Questioning the Typeface

Now that all the typography tools and sites are at your disposal don’t feel overwhelmed. Decide on 10 to begin with and narrow them down to 5 (you’ll thank us later). Asking yourself the following questions will help you eliminate sites:

  • Is this legible? Arguably the most crucial issue. If it is not readable, then no matter how beautiful or striking it is, it is going to turn people off. Make sure to check essential facets of grammar and punctuation, as well as the typographical representation;
  • Is it unique? The answer should be yes – you want to stand out among your competitors, after all;
  • Is it enduring? Are the selected typefaces available in multiple weights and styles? Does it have all the required characters?
  • Is it flexible? Print or digital, website, or product – will your typeface work everywhere?

Match up

Now, you can start seeing the results of all the hard work you’ve done because it’s time to mix and match the selected fonts.

Use tools like Typetester, Font Pair, Flipping Typical, Typeplate, and TypeWonder to play and experiment.

Also, while you are experimenting, be sure to create and save mockups of all you are testing. These will help you to decide later what’s working and what’s not. Select these pairings keeping in mind that your typefaces are going to be used on your website, product, packaging, and more.

You might also want to check out typeface pairings by Canva to get the creative juices flowing.

Defining Proper Font Placement

This step is essential to ensure that your typography system is coherent and consistent across all channels. For each of the following choose a:

  • Primary type: default typeface that reflects the overall brand;
  • Secondary type: complements and supports the primary model. If the Primary is a serif, choose a sans serif here;
  • Tertiary type: use for accents.

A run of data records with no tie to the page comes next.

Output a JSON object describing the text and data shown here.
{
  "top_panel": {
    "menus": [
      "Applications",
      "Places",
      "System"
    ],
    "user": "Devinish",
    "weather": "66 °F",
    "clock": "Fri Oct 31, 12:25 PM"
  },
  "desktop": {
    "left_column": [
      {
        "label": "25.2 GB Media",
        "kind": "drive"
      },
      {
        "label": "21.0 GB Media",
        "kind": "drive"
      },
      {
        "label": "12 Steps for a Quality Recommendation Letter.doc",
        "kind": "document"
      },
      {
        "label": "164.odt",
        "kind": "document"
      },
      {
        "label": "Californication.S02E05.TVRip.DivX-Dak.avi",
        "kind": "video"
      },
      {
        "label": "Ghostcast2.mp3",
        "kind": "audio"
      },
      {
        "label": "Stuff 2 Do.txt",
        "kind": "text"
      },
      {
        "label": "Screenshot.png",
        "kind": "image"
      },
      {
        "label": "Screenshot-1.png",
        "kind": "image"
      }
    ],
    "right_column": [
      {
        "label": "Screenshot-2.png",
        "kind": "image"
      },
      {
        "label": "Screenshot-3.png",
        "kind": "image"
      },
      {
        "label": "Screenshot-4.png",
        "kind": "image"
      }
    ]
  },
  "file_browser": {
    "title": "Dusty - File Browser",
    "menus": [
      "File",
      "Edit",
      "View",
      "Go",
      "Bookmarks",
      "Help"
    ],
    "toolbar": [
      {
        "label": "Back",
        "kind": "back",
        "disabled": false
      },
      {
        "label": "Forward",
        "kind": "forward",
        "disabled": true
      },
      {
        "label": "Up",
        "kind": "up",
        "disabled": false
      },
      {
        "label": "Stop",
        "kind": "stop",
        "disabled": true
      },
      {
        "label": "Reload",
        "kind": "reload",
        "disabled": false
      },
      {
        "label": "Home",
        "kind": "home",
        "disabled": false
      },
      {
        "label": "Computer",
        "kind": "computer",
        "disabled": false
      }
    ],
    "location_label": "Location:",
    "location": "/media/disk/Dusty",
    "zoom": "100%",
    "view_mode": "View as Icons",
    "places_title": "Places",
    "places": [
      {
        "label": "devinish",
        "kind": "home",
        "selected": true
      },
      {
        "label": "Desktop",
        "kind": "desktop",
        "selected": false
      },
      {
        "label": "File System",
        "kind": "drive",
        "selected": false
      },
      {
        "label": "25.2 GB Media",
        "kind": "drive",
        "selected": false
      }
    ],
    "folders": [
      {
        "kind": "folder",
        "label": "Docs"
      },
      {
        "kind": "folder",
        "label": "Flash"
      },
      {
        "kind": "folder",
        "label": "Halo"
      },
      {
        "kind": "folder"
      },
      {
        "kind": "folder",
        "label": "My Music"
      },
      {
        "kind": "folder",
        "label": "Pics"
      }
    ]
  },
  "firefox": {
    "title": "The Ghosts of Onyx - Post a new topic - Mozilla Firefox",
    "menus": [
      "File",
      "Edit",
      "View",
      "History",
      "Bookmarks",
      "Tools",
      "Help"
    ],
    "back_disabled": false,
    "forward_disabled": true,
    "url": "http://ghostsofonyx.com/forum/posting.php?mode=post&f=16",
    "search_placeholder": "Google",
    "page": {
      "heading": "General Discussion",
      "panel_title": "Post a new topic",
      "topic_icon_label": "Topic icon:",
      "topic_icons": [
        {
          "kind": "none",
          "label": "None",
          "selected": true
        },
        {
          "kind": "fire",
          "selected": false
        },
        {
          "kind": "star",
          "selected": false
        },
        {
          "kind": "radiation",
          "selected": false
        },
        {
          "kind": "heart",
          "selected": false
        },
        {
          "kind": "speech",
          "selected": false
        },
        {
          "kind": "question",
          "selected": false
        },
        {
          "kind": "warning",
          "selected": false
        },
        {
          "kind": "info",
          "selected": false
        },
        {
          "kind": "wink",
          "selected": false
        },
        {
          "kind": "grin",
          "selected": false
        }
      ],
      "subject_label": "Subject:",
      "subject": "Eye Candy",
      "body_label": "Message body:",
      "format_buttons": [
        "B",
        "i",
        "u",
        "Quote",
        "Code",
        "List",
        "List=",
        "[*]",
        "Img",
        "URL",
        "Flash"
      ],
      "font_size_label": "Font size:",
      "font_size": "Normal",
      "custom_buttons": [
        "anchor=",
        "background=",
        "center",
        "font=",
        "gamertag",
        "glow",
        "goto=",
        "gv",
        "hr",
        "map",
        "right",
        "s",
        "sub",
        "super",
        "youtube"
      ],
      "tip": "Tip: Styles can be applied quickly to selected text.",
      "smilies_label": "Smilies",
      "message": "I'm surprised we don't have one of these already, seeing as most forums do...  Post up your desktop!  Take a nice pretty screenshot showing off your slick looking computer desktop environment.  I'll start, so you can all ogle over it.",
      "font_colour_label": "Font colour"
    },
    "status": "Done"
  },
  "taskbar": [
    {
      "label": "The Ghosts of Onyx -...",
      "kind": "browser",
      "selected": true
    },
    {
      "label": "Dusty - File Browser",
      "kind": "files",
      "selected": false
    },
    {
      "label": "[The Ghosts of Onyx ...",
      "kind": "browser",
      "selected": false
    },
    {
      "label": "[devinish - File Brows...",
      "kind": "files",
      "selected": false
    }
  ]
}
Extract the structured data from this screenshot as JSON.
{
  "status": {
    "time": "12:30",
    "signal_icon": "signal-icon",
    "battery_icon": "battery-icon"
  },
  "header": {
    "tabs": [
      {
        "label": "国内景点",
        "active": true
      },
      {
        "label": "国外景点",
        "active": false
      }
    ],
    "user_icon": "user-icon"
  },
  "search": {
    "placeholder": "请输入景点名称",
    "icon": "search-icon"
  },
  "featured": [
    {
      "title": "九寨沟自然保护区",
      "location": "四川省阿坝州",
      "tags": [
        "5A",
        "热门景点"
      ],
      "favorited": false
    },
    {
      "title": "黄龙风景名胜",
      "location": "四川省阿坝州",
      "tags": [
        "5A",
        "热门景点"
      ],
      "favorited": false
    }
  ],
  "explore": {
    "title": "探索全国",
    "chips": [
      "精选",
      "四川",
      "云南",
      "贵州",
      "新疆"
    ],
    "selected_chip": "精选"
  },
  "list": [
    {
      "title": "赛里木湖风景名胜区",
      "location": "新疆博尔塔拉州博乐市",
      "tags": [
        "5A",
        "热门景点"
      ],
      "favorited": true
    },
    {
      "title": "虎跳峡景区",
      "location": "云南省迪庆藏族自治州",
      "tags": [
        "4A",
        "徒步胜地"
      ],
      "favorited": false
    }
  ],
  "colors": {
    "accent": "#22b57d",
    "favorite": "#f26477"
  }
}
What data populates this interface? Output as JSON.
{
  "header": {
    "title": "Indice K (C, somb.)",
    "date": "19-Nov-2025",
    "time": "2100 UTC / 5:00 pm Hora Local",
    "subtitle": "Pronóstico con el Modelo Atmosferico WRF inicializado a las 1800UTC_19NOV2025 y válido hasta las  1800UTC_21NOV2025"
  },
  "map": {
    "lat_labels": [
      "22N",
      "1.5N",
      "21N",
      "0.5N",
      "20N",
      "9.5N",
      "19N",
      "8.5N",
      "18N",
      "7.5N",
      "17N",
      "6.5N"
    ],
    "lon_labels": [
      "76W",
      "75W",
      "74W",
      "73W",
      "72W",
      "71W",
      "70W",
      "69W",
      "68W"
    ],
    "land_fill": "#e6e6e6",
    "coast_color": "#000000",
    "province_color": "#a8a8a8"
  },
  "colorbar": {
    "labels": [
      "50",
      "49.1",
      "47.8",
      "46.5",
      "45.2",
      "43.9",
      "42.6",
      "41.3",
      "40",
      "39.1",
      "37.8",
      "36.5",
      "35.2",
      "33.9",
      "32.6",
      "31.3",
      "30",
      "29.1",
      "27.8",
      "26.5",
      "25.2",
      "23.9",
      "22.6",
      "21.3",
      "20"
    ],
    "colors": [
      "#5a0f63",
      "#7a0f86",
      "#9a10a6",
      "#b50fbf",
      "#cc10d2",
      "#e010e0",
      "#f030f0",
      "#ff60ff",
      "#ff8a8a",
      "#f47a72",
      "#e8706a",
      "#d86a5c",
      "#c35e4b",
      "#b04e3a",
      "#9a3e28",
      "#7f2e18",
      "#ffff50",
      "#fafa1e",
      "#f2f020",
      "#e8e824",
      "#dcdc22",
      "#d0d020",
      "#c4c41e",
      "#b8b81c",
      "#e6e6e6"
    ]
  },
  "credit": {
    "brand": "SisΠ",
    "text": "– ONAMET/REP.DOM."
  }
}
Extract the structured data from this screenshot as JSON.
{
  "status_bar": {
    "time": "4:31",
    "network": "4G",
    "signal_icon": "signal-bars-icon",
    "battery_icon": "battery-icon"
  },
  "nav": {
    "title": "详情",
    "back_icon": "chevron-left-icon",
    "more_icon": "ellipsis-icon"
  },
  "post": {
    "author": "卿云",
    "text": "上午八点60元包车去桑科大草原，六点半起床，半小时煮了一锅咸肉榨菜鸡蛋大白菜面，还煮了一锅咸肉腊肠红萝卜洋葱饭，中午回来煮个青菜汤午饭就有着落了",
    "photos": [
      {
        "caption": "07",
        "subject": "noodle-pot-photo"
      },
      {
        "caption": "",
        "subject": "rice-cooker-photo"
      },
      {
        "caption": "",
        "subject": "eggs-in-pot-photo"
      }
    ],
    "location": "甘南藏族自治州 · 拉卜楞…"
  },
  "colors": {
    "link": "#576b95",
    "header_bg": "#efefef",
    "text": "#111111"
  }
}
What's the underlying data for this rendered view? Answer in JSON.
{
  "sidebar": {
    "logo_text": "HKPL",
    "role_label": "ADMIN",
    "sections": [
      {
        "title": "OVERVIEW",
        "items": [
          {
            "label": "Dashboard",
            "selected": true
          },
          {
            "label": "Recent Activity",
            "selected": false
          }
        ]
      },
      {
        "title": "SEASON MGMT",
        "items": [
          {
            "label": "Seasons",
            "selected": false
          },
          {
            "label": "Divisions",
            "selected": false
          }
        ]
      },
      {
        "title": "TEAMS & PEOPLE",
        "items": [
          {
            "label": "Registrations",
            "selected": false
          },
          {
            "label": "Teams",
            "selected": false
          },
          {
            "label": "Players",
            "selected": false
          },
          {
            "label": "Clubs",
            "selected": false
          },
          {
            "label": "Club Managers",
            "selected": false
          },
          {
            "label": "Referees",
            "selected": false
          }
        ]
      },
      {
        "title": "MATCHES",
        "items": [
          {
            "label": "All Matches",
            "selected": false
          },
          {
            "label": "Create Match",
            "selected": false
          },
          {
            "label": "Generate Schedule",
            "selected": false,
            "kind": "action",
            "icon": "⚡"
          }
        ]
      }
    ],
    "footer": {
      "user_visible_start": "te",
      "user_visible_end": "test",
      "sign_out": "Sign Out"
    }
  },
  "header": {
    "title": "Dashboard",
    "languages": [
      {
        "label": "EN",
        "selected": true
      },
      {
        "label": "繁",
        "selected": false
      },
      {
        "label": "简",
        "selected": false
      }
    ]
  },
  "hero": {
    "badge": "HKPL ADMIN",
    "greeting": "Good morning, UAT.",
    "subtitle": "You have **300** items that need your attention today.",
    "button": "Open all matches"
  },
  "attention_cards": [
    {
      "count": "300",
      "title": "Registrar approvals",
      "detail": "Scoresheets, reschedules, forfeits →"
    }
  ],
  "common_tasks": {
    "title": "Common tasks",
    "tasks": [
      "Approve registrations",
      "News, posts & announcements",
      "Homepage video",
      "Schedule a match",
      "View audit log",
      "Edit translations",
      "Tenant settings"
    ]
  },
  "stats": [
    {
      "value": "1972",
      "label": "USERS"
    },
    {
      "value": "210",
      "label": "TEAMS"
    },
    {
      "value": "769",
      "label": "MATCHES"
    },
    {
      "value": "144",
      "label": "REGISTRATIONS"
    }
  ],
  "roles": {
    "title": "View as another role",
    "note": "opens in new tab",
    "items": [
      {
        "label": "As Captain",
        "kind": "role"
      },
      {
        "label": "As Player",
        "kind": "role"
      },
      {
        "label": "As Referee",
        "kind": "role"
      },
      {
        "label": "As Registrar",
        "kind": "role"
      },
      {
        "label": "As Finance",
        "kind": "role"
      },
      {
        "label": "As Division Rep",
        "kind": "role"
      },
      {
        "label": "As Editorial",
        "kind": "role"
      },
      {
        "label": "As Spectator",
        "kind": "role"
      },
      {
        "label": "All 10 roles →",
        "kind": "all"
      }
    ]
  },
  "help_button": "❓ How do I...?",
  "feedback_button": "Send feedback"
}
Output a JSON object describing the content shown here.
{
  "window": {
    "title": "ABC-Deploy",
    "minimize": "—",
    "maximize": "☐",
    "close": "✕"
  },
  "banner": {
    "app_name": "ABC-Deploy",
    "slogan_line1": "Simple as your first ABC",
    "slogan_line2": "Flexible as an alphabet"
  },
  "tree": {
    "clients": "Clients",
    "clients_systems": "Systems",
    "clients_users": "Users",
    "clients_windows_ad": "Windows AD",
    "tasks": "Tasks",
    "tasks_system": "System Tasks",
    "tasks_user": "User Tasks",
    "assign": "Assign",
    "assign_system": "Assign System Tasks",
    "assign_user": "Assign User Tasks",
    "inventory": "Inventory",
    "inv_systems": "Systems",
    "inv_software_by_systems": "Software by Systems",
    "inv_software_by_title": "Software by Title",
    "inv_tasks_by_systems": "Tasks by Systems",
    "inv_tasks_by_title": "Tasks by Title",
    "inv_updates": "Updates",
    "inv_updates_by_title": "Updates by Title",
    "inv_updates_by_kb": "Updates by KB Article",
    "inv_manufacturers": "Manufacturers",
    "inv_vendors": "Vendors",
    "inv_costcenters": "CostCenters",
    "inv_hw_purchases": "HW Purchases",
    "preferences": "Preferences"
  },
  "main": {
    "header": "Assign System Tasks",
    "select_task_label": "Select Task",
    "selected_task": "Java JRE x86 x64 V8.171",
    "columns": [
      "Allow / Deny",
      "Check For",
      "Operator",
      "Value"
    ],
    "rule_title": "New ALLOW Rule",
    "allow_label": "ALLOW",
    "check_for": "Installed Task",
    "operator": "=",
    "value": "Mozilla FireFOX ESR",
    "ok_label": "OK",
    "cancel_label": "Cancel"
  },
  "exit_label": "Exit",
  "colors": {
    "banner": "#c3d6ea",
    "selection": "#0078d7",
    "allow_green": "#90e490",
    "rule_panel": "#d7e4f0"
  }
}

Also, determine which typefaces will be used for headings, subheadings, body text, product packaging, and callouts.

Combining all this knowledge, you can create a complete typographic/ visual brand guide (just like you did for the brand voice).


There you have it – a short guide to building proper brand typography that adds to the strength of your brand and its personality. Trust your branding design company to make decisions, but make sure to follow the process carefully. Don’t be afraid to ask questions if you don’t understand some of the choices. Your branding agency will want to create the best brand identity for your business, and if you know what’s going on, they should welcome your feedback on the work with open arms.